# [Directions for this task]
For the word "Complete", report how many lines of the records below contain it, and nothing more.

# [Materials provided]
■ ■ ■ ■
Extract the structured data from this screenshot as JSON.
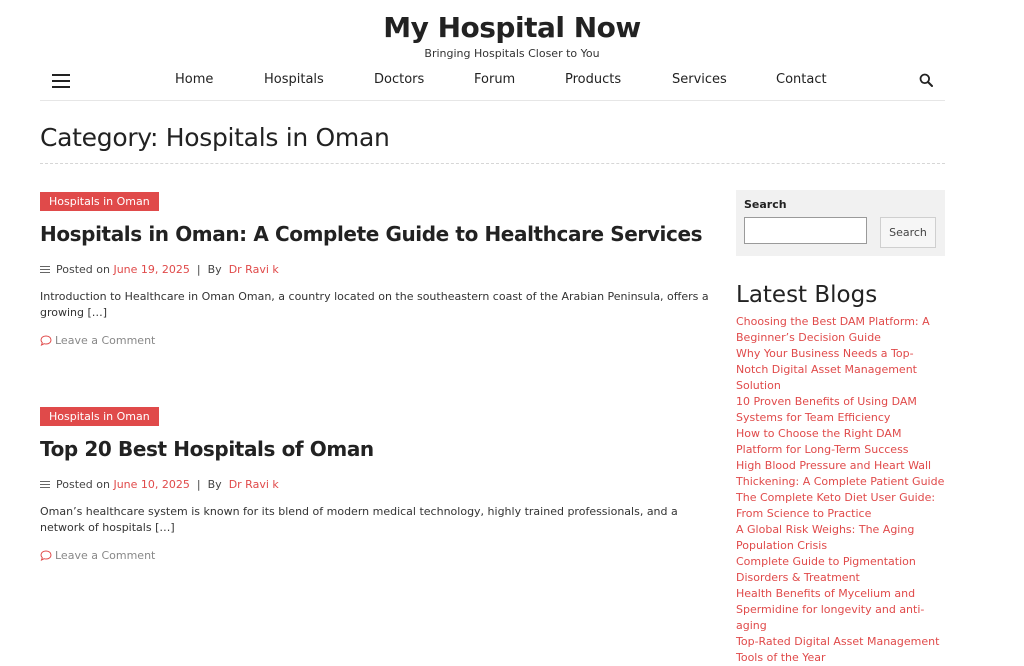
{
  "site": {
    "title": "My Hospital Now",
    "tagline": "Bringing Hospitals Closer to You"
  },
  "nav": {
    "items": [
      {
        "label": "Home"
      },
      {
        "label": "Hospitals"
      },
      {
        "label": "Doctors"
      },
      {
        "label": "Forum"
      },
      {
        "label": "Products"
      },
      {
        "label": "Services"
      },
      {
        "label": "Contact"
      }
    ]
  },
  "page": {
    "category_title": "Category: Hospitals in Oman"
  },
  "posts": [
    {
      "category": "Hospitals in Oman",
      "title": "Hospitals in Oman: A Complete Guide to Healthcare Services",
      "posted_prefix": "Posted on",
      "date": "June 19, 2025",
      "sep": "|",
      "by": "By",
      "author": "Dr Ravi k",
      "excerpt": "Introduction to Healthcare in Oman Oman, a country located on the southeastern coast of the Arabian Peninsula, offers a growing […]",
      "comment_label": "Leave a Comment"
    },
    {
      "category": "Hospitals in Oman",
      "title": "Top 20 Best Hospitals of Oman",
      "posted_prefix": "Posted on",
      "date": "June 10, 2025",
      "sep": "|",
      "by": "By",
      "author": "Dr Ravi k",
      "excerpt": "Oman’s healthcare system is known for its blend of modern medical technology, highly trained professionals, and a network of hospitals […]",
      "comment_label": "Leave a Comment"
    }
  ],
  "sidebar": {
    "search": {
      "label": "Search",
      "placeholder": "",
      "button_label": "Search"
    },
    "latest_title": "Latest Blogs",
    "latest": [
      {
        "label": "Choosing the Best DAM Platform: A Beginner’s Decision Guide"
      },
      {
        "label": "Why Your Business Needs a Top-Notch Digital Asset Management Solution"
      },
      {
        "label": "10 Proven Benefits of Using DAM Systems for Team Efficiency"
      },
      {
        "label": "How to Choose the Right DAM Platform for Long-Term Success"
      },
      {
        "label": "High Blood Pressure and Heart Wall Thickening: A Complete Patient Guide"
      },
      {
        "label": "The Complete Keto Diet User Guide: From Science to Practice"
      },
      {
        "label": "A Global Risk Weighs: The Aging Population Crisis"
      },
      {
        "label": "Complete Guide to Pigmentation Disorders & Treatment"
      },
      {
        "label": "Health Benefits of Mycelium and Spermidine for longevity and anti-aging"
      },
      {
        "label": "Top-Rated Digital Asset Management Tools of the Year"
      }
    ]
  },
  "colors": {
    "accent": "#e04a4a",
    "text": "#222222",
    "muted": "#888888"
  },
  "icons": {
    "menu": "hamburger-menu-icon",
    "search": "search-icon",
    "meta": "list-lines-icon",
    "comment": "speech-bubble-icon"
  }
}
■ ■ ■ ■
# [Output]
4